    Organic farming is not the only solution to the problems contributing to the farm crisis. However, it is the only one within the farmer’s control.


    in Wardha, Maharashtra

     WITHIN THEIR CONTROL: Farmers can get the same or a better yield without spending on pesticide and fertilizer. Photo: Dionne Bunsha Read more

  • Weddings in the time of suicide

    On the mass weddings in Vidarbha, a phenomenon that has grown due to the agrarian crisis.


    in Amaravati, Maharashtra Read more

  • Villages for Sale in Vidarbh

    To draw attention to their desperation, many villages in the suicide-ridden Vidharbh region have declared that their land and kidneys are up for sale.

    in Amravati and Wardha, Maharashtra.

    ‘Kidney Sale Centre’: proclaims a banner sprawled across a ramshackle bamboo tent in Shingnapur village in Amravati district. Farmers here are threatening to sell their kidneys.

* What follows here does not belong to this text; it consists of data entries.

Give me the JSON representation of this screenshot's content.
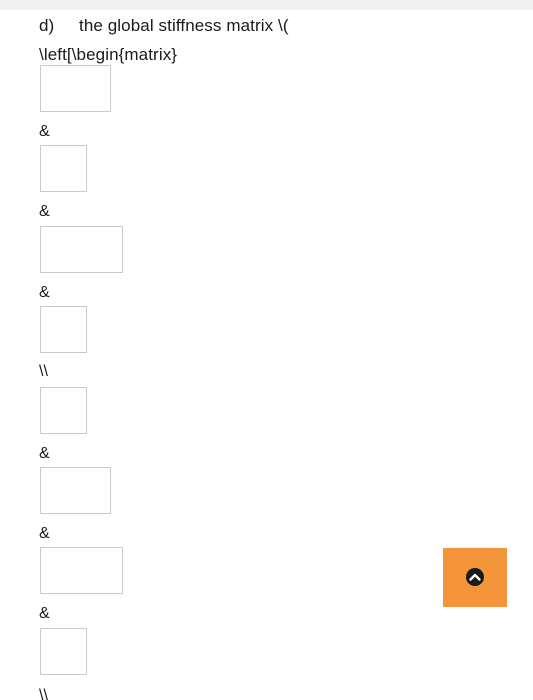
{
  "question": {
    "label": "d)",
    "text_line1": "the global stiffness matrix \\(",
    "text_line2": "\\left[\\begin{matrix}"
  },
  "matrix": {
    "separators": [
      "&",
      "&",
      "&",
      "\\\\",
      "&",
      "&",
      "&",
      "\\\\"
    ]
  },
  "scroll_button": {
    "icon": "chevron-up-icon",
    "color": "#f4953a"
  }
}
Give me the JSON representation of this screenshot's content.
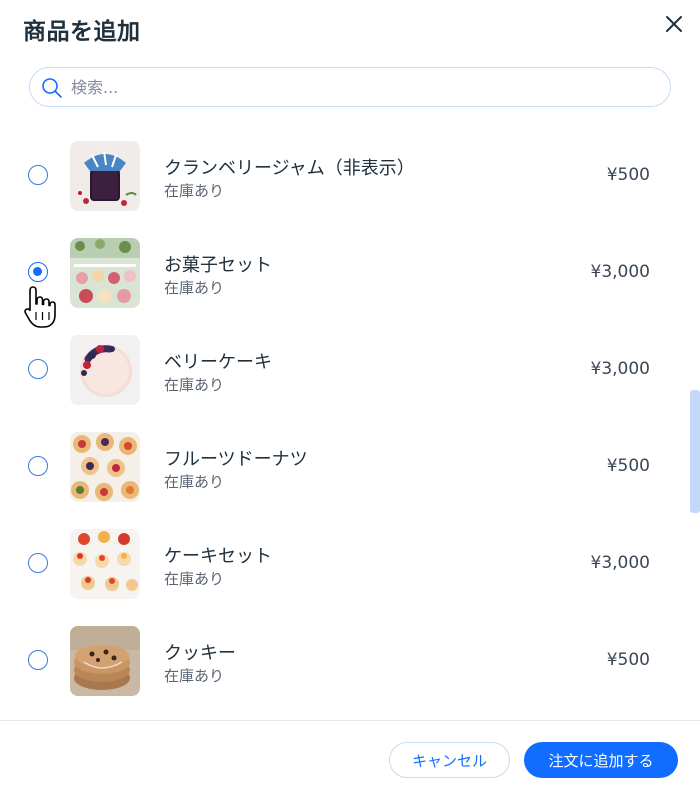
{
  "dialog": {
    "title": "商品を追加"
  },
  "search": {
    "placeholder": "検索..."
  },
  "products": [
    {
      "name": "クランベリージャム（非表示）",
      "stock": "在庫あり",
      "price": "¥500",
      "selected": false
    },
    {
      "name": "お菓子セット",
      "stock": "在庫あり",
      "price": "¥3,000",
      "selected": true
    },
    {
      "name": "ベリーケーキ",
      "stock": "在庫あり",
      "price": "¥3,000",
      "selected": false
    },
    {
      "name": "フルーツドーナツ",
      "stock": "在庫あり",
      "price": "¥500",
      "selected": false
    },
    {
      "name": "ケーキセット",
      "stock": "在庫あり",
      "price": "¥3,000",
      "selected": false
    },
    {
      "name": "クッキー",
      "stock": "在庫あり",
      "price": "¥500",
      "selected": false
    }
  ],
  "footer": {
    "cancel_label": "キャンセル",
    "add_label": "注文に追加する"
  },
  "colors": {
    "accent": "#116dff",
    "text": "#20303c",
    "border": "#c9dbf0"
  }
}
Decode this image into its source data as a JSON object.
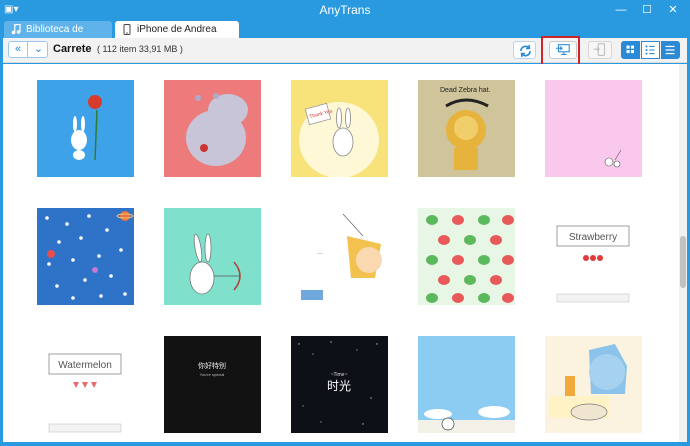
{
  "titlebar": {
    "title": "AnyTrans",
    "menu_glyph": "▣▾",
    "min": "—",
    "max": "☐",
    "close": "✕"
  },
  "tabs": [
    {
      "label": "Biblioteca de iTunes",
      "icon": "music-note-icon"
    },
    {
      "label": "iPhone de Andrea",
      "icon": "iphone-icon"
    }
  ],
  "toolbar": {
    "back": "«",
    "menu": "⌄",
    "breadcrumb": "Carrete",
    "info": "( 112 item 33,91 MB )"
  },
  "tiles": {
    "zebra_text": "Dead Zebra hat.",
    "strawberry": "Strawberry",
    "watermelon": "Watermelon",
    "t13_line1": "你好特别",
    "t13_line2": "You're special",
    "t14_small": "~Time~",
    "t14_big": "时光",
    "t3_sign": "Thank You"
  },
  "colors": {
    "accent": "#2a9ae0",
    "highlight": "#d0232a"
  }
}
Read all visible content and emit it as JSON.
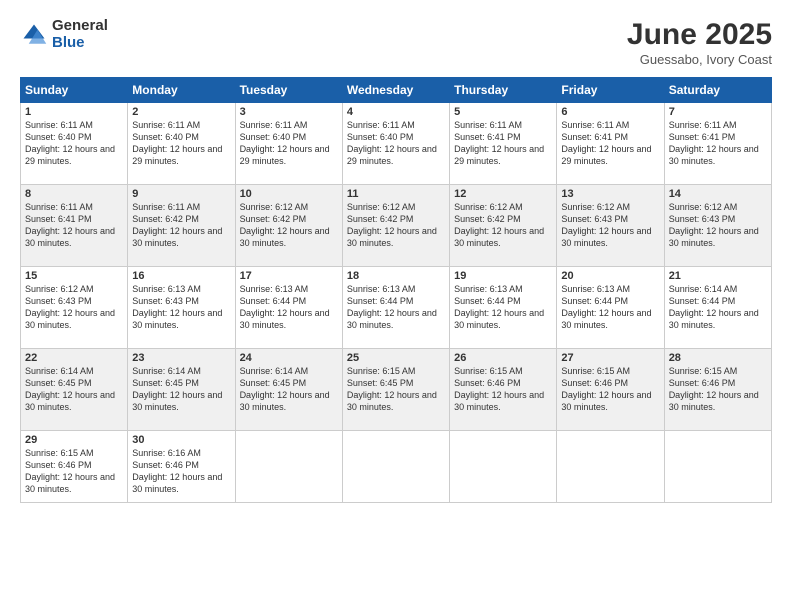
{
  "logo": {
    "general": "General",
    "blue": "Blue"
  },
  "title": "June 2025",
  "subtitle": "Guessabo, Ivory Coast",
  "days_of_week": [
    "Sunday",
    "Monday",
    "Tuesday",
    "Wednesday",
    "Thursday",
    "Friday",
    "Saturday"
  ],
  "weeks": [
    [
      {
        "day": "1",
        "sunrise": "6:11 AM",
        "sunset": "6:40 PM",
        "daylight": "12 hours and 29 minutes."
      },
      {
        "day": "2",
        "sunrise": "6:11 AM",
        "sunset": "6:40 PM",
        "daylight": "12 hours and 29 minutes."
      },
      {
        "day": "3",
        "sunrise": "6:11 AM",
        "sunset": "6:40 PM",
        "daylight": "12 hours and 29 minutes."
      },
      {
        "day": "4",
        "sunrise": "6:11 AM",
        "sunset": "6:40 PM",
        "daylight": "12 hours and 29 minutes."
      },
      {
        "day": "5",
        "sunrise": "6:11 AM",
        "sunset": "6:41 PM",
        "daylight": "12 hours and 29 minutes."
      },
      {
        "day": "6",
        "sunrise": "6:11 AM",
        "sunset": "6:41 PM",
        "daylight": "12 hours and 29 minutes."
      },
      {
        "day": "7",
        "sunrise": "6:11 AM",
        "sunset": "6:41 PM",
        "daylight": "12 hours and 30 minutes."
      }
    ],
    [
      {
        "day": "8",
        "sunrise": "6:11 AM",
        "sunset": "6:41 PM",
        "daylight": "12 hours and 30 minutes."
      },
      {
        "day": "9",
        "sunrise": "6:11 AM",
        "sunset": "6:42 PM",
        "daylight": "12 hours and 30 minutes."
      },
      {
        "day": "10",
        "sunrise": "6:12 AM",
        "sunset": "6:42 PM",
        "daylight": "12 hours and 30 minutes."
      },
      {
        "day": "11",
        "sunrise": "6:12 AM",
        "sunset": "6:42 PM",
        "daylight": "12 hours and 30 minutes."
      },
      {
        "day": "12",
        "sunrise": "6:12 AM",
        "sunset": "6:42 PM",
        "daylight": "12 hours and 30 minutes."
      },
      {
        "day": "13",
        "sunrise": "6:12 AM",
        "sunset": "6:43 PM",
        "daylight": "12 hours and 30 minutes."
      },
      {
        "day": "14",
        "sunrise": "6:12 AM",
        "sunset": "6:43 PM",
        "daylight": "12 hours and 30 minutes."
      }
    ],
    [
      {
        "day": "15",
        "sunrise": "6:12 AM",
        "sunset": "6:43 PM",
        "daylight": "12 hours and 30 minutes."
      },
      {
        "day": "16",
        "sunrise": "6:13 AM",
        "sunset": "6:43 PM",
        "daylight": "12 hours and 30 minutes."
      },
      {
        "day": "17",
        "sunrise": "6:13 AM",
        "sunset": "6:44 PM",
        "daylight": "12 hours and 30 minutes."
      },
      {
        "day": "18",
        "sunrise": "6:13 AM",
        "sunset": "6:44 PM",
        "daylight": "12 hours and 30 minutes."
      },
      {
        "day": "19",
        "sunrise": "6:13 AM",
        "sunset": "6:44 PM",
        "daylight": "12 hours and 30 minutes."
      },
      {
        "day": "20",
        "sunrise": "6:13 AM",
        "sunset": "6:44 PM",
        "daylight": "12 hours and 30 minutes."
      },
      {
        "day": "21",
        "sunrise": "6:14 AM",
        "sunset": "6:44 PM",
        "daylight": "12 hours and 30 minutes."
      }
    ],
    [
      {
        "day": "22",
        "sunrise": "6:14 AM",
        "sunset": "6:45 PM",
        "daylight": "12 hours and 30 minutes."
      },
      {
        "day": "23",
        "sunrise": "6:14 AM",
        "sunset": "6:45 PM",
        "daylight": "12 hours and 30 minutes."
      },
      {
        "day": "24",
        "sunrise": "6:14 AM",
        "sunset": "6:45 PM",
        "daylight": "12 hours and 30 minutes."
      },
      {
        "day": "25",
        "sunrise": "6:15 AM",
        "sunset": "6:45 PM",
        "daylight": "12 hours and 30 minutes."
      },
      {
        "day": "26",
        "sunrise": "6:15 AM",
        "sunset": "6:46 PM",
        "daylight": "12 hours and 30 minutes."
      },
      {
        "day": "27",
        "sunrise": "6:15 AM",
        "sunset": "6:46 PM",
        "daylight": "12 hours and 30 minutes."
      },
      {
        "day": "28",
        "sunrise": "6:15 AM",
        "sunset": "6:46 PM",
        "daylight": "12 hours and 30 minutes."
      }
    ],
    [
      {
        "day": "29",
        "sunrise": "6:15 AM",
        "sunset": "6:46 PM",
        "daylight": "12 hours and 30 minutes."
      },
      {
        "day": "30",
        "sunrise": "6:16 AM",
        "sunset": "6:46 PM",
        "daylight": "12 hours and 30 minutes."
      },
      null,
      null,
      null,
      null,
      null
    ]
  ]
}
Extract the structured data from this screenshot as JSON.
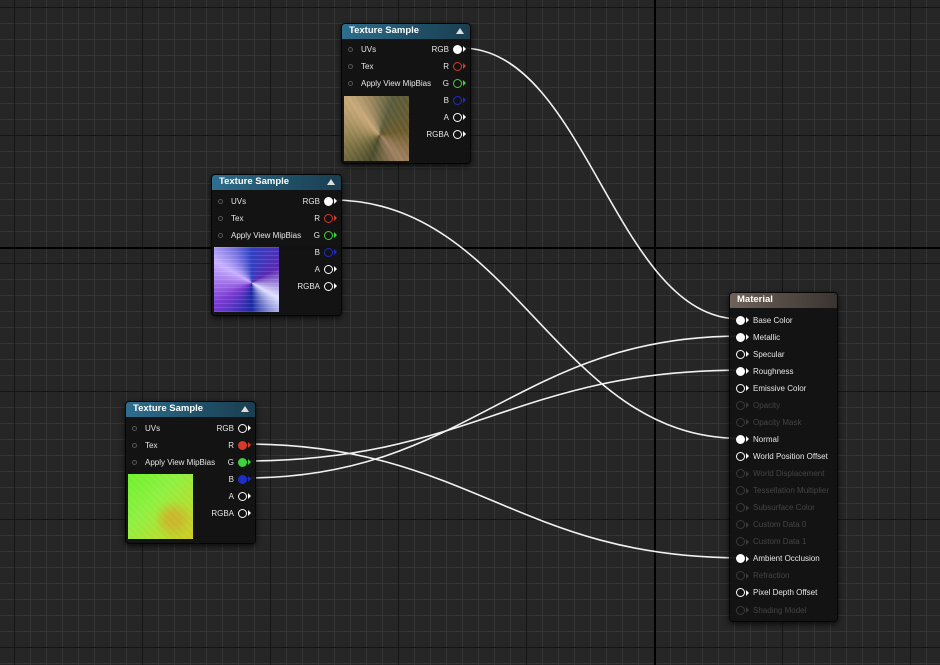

    “We have invited the Prime Minister and the President to inaugurate this kidney shop. They should allow us to sell our kidneys. We are all ruined by debt. Many farmers are killing themselves. Our kidneys are all we have left to sell,” says Madhavgir Champat Giri, who sold all his land to pay his bank loan. Read more